The airport was owned by the city and managed by the aero club. Cub Aircraft of Canada set up a factory in the late 1930s (see below) to manufacture small Piper planes and the aero club won a contract early in the war to train RCAF pilots. However, the airport by then was waning. It had only marginal facilities and was too close to the city for expansion. Instead, the DND built a major new training base up on the Niagara Escarpment at the rural center of Mount Hope – the site of today’s modern John C. Munro Hamilton International Airport (YHM).
Although outdated, Hamilton’s old airport continued through and after the war, especially with Cub and a new company, Peninsula Air Service. However the aero club had moved to Mount Hope, and urban sprawl was encroaching on all sides of the airport. In 1951 what by then was known as “Hamilton Municipal Airport” closed. Henceforth, Hamilton focused its aviation interests at Mount Hope.

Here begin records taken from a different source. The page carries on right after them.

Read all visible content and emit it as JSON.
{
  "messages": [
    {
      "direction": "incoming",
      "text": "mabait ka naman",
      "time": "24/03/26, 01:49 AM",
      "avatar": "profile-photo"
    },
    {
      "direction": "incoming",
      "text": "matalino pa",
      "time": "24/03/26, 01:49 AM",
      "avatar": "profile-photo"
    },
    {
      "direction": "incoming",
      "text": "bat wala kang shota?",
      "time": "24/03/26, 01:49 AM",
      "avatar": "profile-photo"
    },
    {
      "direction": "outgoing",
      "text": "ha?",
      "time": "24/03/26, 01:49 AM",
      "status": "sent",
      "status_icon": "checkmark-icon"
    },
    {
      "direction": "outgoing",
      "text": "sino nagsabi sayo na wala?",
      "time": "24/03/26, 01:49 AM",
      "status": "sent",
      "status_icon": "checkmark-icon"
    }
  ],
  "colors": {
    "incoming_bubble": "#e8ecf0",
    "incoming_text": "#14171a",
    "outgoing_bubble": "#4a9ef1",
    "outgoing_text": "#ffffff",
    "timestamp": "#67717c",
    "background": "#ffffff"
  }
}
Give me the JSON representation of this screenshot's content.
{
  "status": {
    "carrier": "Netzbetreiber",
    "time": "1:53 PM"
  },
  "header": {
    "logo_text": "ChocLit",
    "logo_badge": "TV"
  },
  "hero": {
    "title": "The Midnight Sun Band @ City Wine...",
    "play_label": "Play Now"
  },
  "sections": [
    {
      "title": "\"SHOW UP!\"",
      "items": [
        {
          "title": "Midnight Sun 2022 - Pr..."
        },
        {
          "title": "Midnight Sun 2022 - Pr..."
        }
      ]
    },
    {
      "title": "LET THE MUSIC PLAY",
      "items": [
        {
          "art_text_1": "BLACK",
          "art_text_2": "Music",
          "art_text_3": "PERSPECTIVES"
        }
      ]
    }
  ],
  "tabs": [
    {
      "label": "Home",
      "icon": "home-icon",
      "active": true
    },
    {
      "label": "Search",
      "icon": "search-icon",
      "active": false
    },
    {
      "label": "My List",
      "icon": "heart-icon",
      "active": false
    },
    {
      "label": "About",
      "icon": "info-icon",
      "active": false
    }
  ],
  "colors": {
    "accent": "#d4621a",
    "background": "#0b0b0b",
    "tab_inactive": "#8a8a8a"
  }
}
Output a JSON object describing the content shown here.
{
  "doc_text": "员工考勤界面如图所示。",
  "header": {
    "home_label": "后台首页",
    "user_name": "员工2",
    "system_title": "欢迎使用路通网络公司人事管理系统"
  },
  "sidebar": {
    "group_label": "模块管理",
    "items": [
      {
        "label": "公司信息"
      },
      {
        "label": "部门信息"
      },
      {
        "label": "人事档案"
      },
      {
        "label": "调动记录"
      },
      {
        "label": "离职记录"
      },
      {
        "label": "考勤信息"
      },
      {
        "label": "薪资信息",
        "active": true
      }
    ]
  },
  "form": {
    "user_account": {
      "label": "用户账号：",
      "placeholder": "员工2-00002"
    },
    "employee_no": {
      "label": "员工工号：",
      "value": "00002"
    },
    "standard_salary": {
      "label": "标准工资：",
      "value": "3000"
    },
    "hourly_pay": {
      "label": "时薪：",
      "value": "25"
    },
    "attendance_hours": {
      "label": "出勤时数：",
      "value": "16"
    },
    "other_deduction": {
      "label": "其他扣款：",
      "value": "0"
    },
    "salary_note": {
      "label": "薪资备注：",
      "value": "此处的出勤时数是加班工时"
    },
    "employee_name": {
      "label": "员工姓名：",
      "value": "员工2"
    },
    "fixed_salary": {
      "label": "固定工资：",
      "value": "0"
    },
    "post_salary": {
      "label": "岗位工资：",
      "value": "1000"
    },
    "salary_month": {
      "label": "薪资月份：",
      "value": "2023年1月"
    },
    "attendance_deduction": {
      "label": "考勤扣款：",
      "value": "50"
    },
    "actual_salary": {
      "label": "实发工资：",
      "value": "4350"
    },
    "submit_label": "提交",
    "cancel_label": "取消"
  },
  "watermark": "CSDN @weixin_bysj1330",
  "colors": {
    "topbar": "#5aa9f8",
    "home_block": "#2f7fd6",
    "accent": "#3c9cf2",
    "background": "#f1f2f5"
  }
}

In our rare heading photo of “old” Hamilton airport around 1940, you can see the same old hangar that’s in Bob photos. In his shots you can see that by 1950/51 the hangar had become the main base for Glen White’s Peninsula Air Service. Glen, however, inevitably relocated to Mount Hope, and old Hamilton Municipal Airport was ploughed under for development. The hangar to the right is Cub Aircraft of Canada, considerably expanded by 1950 since erected in 1939. In the more detailed photo of the Cub hangar (found in the rich collection of aviation photographer, the late Al Martin) you can see how Cub had raised its roof considerably, probably to accommodate wartime manufacturing and overhaul contracts. Several Hamilton-built Cubs remain airworthy in 2016.